We start with relatively warm water......here is the sea surface temperature at the Orca buoy at Hansville, only a few miles away from the Point No Point lighthouse (I got this on the wonderful Nanoos website provided by the University of Washington). The water was around 49F.
It turns out, that the air temperatures were relatively cold that morning,dropping into the mid 30s, as shown by the observations at Greg's Johnson's Skunk Bay Weather Site, which is quite close to Point No Point:
Same story at Port Townsend
So relatively cold air was passing over water, water about 12-15F warmer. Moisture from the warm water was able to saturate the cold air (cold air can "hold" less water vapor than warm air) producing the shallow fog. This kind of fog is also called "steam fog".
The other big water story are the "King Tides" that will be occurring the next few days. Here is a plot of the predicted and observed tides. They will be particularly high Friday and Saturday.
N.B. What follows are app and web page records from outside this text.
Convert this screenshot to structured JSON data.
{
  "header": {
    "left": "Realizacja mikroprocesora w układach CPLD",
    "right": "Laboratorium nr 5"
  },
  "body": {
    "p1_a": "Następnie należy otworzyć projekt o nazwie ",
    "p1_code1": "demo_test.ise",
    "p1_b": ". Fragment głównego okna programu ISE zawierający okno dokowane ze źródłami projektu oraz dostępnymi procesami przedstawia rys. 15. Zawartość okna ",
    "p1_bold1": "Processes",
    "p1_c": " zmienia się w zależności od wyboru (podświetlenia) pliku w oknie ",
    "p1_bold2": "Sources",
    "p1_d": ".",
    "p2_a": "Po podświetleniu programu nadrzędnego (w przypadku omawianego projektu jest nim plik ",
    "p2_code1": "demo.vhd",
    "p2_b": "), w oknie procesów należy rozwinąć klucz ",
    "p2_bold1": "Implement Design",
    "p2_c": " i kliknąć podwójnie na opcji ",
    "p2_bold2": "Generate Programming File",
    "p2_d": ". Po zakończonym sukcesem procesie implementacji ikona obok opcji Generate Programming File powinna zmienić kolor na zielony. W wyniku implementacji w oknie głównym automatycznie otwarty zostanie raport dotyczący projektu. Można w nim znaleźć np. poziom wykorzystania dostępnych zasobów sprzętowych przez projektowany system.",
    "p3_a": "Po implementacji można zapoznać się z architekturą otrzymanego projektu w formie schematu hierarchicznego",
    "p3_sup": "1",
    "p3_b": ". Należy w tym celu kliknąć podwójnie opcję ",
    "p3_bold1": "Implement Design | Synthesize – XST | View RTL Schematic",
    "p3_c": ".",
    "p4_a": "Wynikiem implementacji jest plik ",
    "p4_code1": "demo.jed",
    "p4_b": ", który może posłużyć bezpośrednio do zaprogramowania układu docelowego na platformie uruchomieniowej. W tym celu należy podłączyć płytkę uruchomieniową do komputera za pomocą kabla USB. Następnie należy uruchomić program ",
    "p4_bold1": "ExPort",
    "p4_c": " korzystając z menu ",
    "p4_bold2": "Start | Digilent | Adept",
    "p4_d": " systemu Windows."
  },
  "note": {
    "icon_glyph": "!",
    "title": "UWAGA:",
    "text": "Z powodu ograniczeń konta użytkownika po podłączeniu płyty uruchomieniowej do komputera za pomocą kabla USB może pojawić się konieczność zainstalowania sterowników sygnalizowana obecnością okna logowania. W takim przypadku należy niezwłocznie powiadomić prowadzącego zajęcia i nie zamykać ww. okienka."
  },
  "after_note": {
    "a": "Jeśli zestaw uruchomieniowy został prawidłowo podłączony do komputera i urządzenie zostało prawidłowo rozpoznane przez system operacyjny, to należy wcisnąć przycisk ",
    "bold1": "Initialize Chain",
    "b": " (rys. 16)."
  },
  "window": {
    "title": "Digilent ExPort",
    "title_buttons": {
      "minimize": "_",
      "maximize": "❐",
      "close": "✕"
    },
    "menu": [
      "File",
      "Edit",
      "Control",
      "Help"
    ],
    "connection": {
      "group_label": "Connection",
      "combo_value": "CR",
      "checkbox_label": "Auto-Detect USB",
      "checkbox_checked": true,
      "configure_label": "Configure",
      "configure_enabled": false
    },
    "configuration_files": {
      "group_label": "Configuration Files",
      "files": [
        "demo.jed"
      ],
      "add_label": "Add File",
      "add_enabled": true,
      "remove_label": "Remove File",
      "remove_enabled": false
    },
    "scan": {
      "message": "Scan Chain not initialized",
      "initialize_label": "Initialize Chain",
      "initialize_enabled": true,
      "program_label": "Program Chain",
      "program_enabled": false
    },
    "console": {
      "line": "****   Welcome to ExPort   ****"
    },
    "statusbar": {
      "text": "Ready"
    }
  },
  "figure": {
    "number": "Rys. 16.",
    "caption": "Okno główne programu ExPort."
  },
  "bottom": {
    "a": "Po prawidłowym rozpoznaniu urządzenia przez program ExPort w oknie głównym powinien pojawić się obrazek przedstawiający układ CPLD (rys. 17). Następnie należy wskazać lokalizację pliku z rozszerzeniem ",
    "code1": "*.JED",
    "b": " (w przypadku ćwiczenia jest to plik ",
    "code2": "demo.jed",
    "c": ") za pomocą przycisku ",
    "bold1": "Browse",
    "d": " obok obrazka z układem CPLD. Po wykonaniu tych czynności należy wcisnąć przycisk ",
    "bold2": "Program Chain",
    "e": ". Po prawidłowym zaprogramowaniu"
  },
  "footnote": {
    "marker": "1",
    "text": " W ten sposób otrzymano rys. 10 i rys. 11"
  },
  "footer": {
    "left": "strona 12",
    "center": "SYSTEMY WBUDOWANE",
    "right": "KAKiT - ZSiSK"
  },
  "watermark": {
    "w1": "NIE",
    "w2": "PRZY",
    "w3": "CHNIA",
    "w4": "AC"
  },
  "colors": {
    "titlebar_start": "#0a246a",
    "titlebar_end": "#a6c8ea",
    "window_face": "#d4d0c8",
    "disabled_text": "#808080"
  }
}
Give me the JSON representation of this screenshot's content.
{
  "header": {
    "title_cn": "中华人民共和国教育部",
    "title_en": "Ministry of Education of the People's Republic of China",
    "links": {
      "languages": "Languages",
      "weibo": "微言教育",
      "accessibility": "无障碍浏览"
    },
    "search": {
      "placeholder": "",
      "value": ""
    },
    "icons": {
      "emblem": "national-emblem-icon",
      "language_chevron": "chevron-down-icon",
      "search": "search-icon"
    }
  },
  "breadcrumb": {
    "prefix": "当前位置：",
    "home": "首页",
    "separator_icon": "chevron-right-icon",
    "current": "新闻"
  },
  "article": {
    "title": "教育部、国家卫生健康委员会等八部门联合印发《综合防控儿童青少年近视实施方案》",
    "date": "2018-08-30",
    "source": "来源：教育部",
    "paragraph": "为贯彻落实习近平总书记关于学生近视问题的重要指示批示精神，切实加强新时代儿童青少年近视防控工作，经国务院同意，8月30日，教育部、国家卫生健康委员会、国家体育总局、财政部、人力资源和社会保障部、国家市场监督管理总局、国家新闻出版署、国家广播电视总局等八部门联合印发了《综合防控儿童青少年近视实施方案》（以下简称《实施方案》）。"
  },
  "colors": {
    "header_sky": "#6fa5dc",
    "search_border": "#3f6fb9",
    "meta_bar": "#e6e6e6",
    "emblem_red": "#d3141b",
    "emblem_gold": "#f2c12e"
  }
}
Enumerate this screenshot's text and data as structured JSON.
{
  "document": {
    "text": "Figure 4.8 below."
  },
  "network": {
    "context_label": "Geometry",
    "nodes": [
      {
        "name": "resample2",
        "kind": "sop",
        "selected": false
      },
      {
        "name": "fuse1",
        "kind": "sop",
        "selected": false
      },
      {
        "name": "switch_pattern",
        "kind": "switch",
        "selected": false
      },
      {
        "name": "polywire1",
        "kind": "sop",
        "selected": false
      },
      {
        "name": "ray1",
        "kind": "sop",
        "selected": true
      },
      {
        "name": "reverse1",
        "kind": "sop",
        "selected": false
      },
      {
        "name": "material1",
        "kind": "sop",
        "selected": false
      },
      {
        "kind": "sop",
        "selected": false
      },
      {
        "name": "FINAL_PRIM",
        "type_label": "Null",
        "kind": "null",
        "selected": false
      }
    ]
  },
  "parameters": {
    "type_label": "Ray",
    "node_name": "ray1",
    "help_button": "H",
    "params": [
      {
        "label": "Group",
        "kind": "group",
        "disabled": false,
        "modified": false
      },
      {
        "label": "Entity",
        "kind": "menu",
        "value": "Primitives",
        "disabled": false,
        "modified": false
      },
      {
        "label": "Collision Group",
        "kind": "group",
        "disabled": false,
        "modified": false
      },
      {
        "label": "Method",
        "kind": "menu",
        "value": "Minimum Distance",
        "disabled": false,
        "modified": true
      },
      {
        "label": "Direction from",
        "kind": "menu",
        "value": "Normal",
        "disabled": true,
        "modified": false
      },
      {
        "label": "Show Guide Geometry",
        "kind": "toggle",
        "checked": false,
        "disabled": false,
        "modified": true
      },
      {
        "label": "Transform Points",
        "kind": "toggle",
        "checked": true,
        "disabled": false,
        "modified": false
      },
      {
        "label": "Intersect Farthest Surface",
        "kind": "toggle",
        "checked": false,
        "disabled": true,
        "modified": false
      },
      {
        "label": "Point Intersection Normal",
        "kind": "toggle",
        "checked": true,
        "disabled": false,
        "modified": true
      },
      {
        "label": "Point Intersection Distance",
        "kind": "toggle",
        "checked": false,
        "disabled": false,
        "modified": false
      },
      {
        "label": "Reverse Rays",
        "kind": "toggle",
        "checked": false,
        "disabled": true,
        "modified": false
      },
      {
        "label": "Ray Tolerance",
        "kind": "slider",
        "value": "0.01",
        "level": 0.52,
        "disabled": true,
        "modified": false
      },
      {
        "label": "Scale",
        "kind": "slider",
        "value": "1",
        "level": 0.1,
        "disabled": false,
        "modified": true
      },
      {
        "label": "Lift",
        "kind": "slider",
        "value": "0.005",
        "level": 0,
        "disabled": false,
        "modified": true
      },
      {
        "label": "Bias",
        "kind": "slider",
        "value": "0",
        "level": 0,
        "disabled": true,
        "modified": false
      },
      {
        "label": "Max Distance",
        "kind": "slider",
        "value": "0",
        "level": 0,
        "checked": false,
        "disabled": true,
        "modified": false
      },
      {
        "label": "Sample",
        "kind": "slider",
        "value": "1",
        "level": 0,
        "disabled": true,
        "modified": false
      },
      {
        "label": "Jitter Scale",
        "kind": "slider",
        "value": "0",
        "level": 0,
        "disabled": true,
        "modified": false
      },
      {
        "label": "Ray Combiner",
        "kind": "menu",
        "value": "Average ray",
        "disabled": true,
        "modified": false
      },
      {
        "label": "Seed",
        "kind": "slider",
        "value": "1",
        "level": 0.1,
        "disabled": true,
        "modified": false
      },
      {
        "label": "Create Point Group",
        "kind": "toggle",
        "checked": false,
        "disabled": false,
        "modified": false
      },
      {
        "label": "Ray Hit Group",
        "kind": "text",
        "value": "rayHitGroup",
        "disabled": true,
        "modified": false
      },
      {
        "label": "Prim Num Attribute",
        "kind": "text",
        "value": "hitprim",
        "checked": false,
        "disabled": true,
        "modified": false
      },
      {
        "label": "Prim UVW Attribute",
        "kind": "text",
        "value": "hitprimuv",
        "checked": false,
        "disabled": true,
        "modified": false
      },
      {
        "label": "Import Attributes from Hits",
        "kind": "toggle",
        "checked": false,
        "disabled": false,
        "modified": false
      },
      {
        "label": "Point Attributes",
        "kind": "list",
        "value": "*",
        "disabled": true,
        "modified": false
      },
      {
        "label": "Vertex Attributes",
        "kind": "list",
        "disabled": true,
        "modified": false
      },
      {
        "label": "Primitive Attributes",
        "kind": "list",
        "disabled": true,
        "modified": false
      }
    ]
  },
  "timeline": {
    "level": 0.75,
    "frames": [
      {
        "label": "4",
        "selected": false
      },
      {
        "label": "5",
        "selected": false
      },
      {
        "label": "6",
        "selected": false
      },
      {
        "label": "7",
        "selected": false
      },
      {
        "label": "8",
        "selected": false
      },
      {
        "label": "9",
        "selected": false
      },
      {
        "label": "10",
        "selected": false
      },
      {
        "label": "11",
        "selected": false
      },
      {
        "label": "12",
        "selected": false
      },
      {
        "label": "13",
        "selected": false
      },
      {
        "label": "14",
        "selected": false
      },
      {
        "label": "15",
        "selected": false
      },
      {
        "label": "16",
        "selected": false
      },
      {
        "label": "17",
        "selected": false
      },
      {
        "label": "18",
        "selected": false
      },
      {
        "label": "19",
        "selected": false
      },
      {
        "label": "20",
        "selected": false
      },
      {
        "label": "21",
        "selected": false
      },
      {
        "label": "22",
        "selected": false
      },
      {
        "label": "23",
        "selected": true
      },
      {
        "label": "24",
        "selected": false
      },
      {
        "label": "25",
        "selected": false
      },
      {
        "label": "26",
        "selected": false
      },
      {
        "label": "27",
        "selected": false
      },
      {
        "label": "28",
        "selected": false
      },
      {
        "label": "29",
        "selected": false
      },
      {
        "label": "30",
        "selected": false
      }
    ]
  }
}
But here is an interesting observation--the observed tides (red) are less than predicted (blue). Why?
The reason is that atmospheric pressure is running higher than normal and high pressure pushes the water down, reducing the water level. So perhaps we should call them "Queen Tides" this year. A fascinating aspect of King Tide periods is that they give you a feeling what the typical tides will be in roughly 150 years from now due to global warming---if we let it happen